At a hearing Wednesday before the Senate aviation subcommittee, various concerns were raised by senators and by a consumer group, but much of the focus was on slot divestiture. The Department of Justice is reviewing whether this ought to be a condition of the merger.

Without divestiture, the new American would have about two-thirds of the slots at National, but US Airways CEO Doug Parker told the committee it would have just 50% of the seats because it allocates many slots to serving small cities with smaller aircraft. If other airlines were given the slots, they would likely fly to larger cities, he said.
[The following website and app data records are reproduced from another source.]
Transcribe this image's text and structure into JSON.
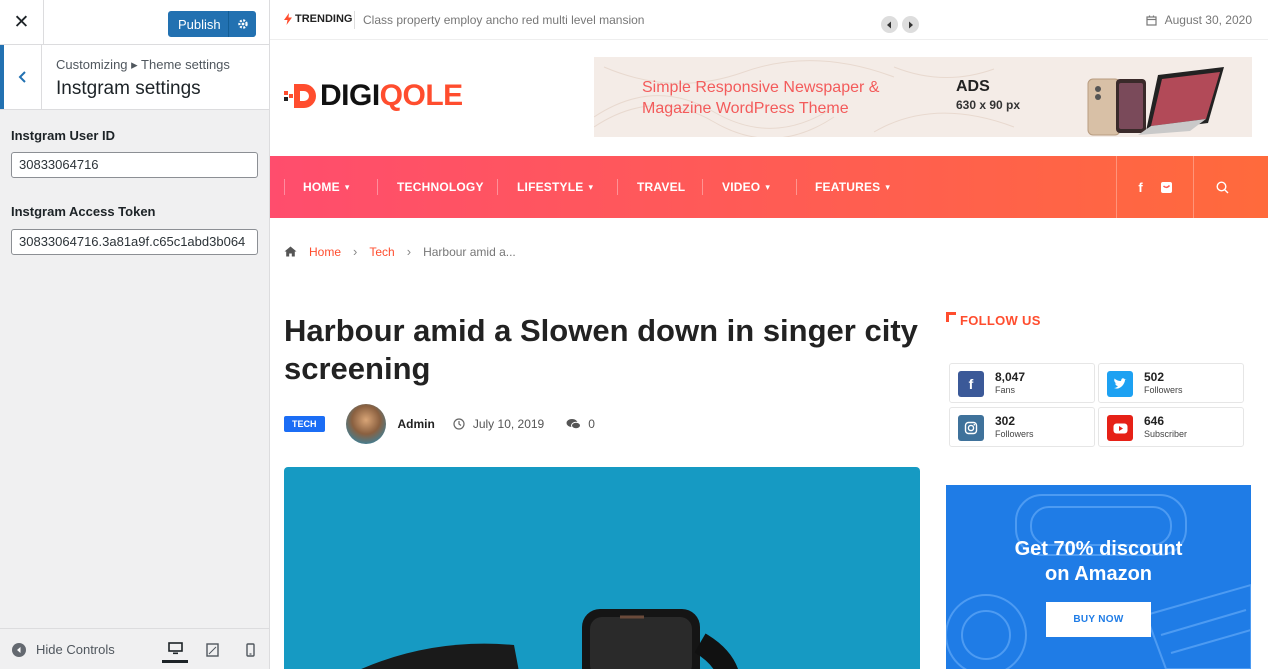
{
  "sidebar": {
    "publish_label": "Publish",
    "breadcrumb": "Customizing ▸ Theme settings",
    "section_title": "Instgram settings",
    "fields": [
      {
        "label": "Instgram User ID",
        "value": "30833064716"
      },
      {
        "label": "Instgram Access Token",
        "value": "30833064716.3a81a9f.c65c1abd3b064"
      }
    ],
    "hide_controls_label": "Hide Controls"
  },
  "site": {
    "trending_label": "TRENDING",
    "trending_headline": "Class property employ ancho red multi level mansion",
    "date": "August 30, 2020",
    "logo_prefix": "DIGI",
    "logo_suffix": "QOLE",
    "ad": {
      "tagline_1": "Simple Responsive Newspaper &",
      "tagline_2": "Magazine WordPress Theme",
      "title": "ADS",
      "size": "630 x 90 px"
    },
    "nav": [
      {
        "label": "HOME",
        "dropdown": true
      },
      {
        "label": "TECHNOLOGY",
        "dropdown": false
      },
      {
        "label": "LIFESTYLE",
        "dropdown": true
      },
      {
        "label": "TRAVEL",
        "dropdown": false
      },
      {
        "label": "VIDEO",
        "dropdown": true
      },
      {
        "label": "FEATURES",
        "dropdown": true
      }
    ],
    "breadcrumb": {
      "home": "Home",
      "category": "Tech",
      "current": "Harbour amid a..."
    },
    "article": {
      "title": "Harbour amid a Slowen down in singer city screening",
      "category": "TECH",
      "author": "Admin",
      "date": "July 10, 2019",
      "comments": "0"
    },
    "follow": {
      "heading": "FOLLOW US",
      "cards": [
        {
          "network": "facebook",
          "count": "8,047",
          "label": "Fans",
          "color": "#3b5998"
        },
        {
          "network": "twitter",
          "count": "502",
          "label": "Followers",
          "color": "#1da1f2"
        },
        {
          "network": "instagram",
          "count": "302",
          "label": "Followers",
          "color": "#3f729b"
        },
        {
          "network": "youtube",
          "count": "646",
          "label": "Subscriber",
          "color": "#e62117"
        }
      ]
    },
    "promo": {
      "line_1": "Get 70% discount",
      "line_2": "on Amazon",
      "button": "BUY NOW"
    }
  },
  "colors": {
    "accent": "#ff4d2e",
    "wp_blue": "#2271b1",
    "badge_blue": "#1b6df5"
  }
}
Susan Kurland, Transportation Department assistant secretary for aviation and international affairs, said that "service to smaller communities is important to DOT." She said that if the Justice Department seeks divestiture, the DOT would seek to ensure that "the merged carrier would have a slot portfolio sufficient to serve small communities as well."
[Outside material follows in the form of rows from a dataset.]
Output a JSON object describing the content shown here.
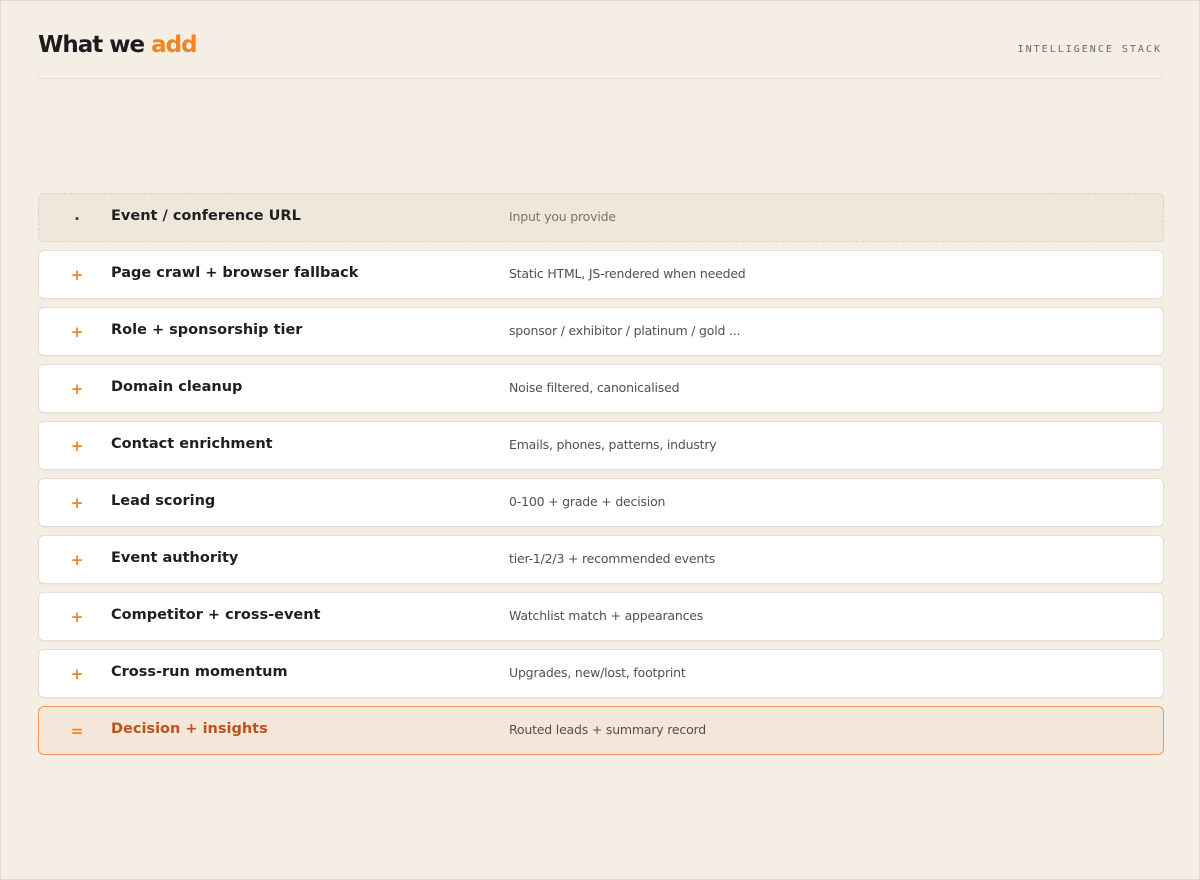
{
  "header": {
    "title_prefix": "What we ",
    "title_accent": "add",
    "eyebrow": "INTELLIGENCE STACK"
  },
  "colors": {
    "accent": "#f28424",
    "output_text": "#b8541c",
    "background": "#f5eee4"
  },
  "stack": {
    "rows": [
      {
        "kind": "input",
        "mark": ".",
        "name": "Event / conference URL",
        "description": "Input you provide"
      },
      {
        "kind": "step",
        "mark": "+",
        "name": "Page crawl + browser fallback",
        "description": "Static HTML, JS-rendered when needed"
      },
      {
        "kind": "step",
        "mark": "+",
        "name": "Role + sponsorship tier",
        "description": "sponsor / exhibitor / platinum / gold ..."
      },
      {
        "kind": "step",
        "mark": "+",
        "name": "Domain cleanup",
        "description": "Noise filtered, canonicalised"
      },
      {
        "kind": "step",
        "mark": "+",
        "name": "Contact enrichment",
        "description": "Emails, phones, patterns, industry"
      },
      {
        "kind": "step",
        "mark": "+",
        "name": "Lead scoring",
        "description": "0-100 + grade + decision"
      },
      {
        "kind": "step",
        "mark": "+",
        "name": "Event authority",
        "description": "tier-1/2/3 + recommended events"
      },
      {
        "kind": "step",
        "mark": "+",
        "name": "Competitor + cross-event",
        "description": "Watchlist match + appearances"
      },
      {
        "kind": "step",
        "mark": "+",
        "name": "Cross-run momentum",
        "description": "Upgrades, new/lost, footprint"
      },
      {
        "kind": "output",
        "mark": "=",
        "name": "Decision + insights",
        "description": "Routed leads + summary record"
      }
    ]
  }
}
Parker noted that when US Airways and Delta were required to divest National slots in 2011, in order to enable a trade of slots at New York LaGuardia for slots at National, JetBlue used the slots it purchased to add three daily Boston flights, increasing the overall number of National-Boston flights to 25, as well as to add flights to Fort Lauderdale, Orlando, and Tampa, all of which had at least a half dozen daily flights.

Meanwhile, Parker said, US Airways cut its least profitable flights from National, meaning that Madison, Wis., and Grand Rapids, Mich. lost service entirely. "If it is a choice to ask us to divest slots and give them to another carrier, we by definition with a scare resource will continue to (serve markets) that are most lucrative," he said. "We'll reduce service to small and midsize communities, and the carriers that get those slots will fly to large communities."

Operating a hub at National means that US Airways is able to include small cities in its hub network. Parker referred to two cities, Little Rock and Manchester, which had just been mentioned by senators from Arkansas and New Hampshire as cities that benefit from having National flights. He said that only a hub could aggregate enough connecting passengers to serve either one from National.

A few other sticky issues also surfaced. Sen. Maria Cantwell (D-Wash.) said that in the debate last year over FAA reauthorization, US Airways had advocated for loosening the perimeter rule which limits long-haul flying from National -- it now serves San Diego. If new American advocates again for the same thing when the next FAA reauthorization comes up, the result could be a loss in service to small cities, Cantwell said.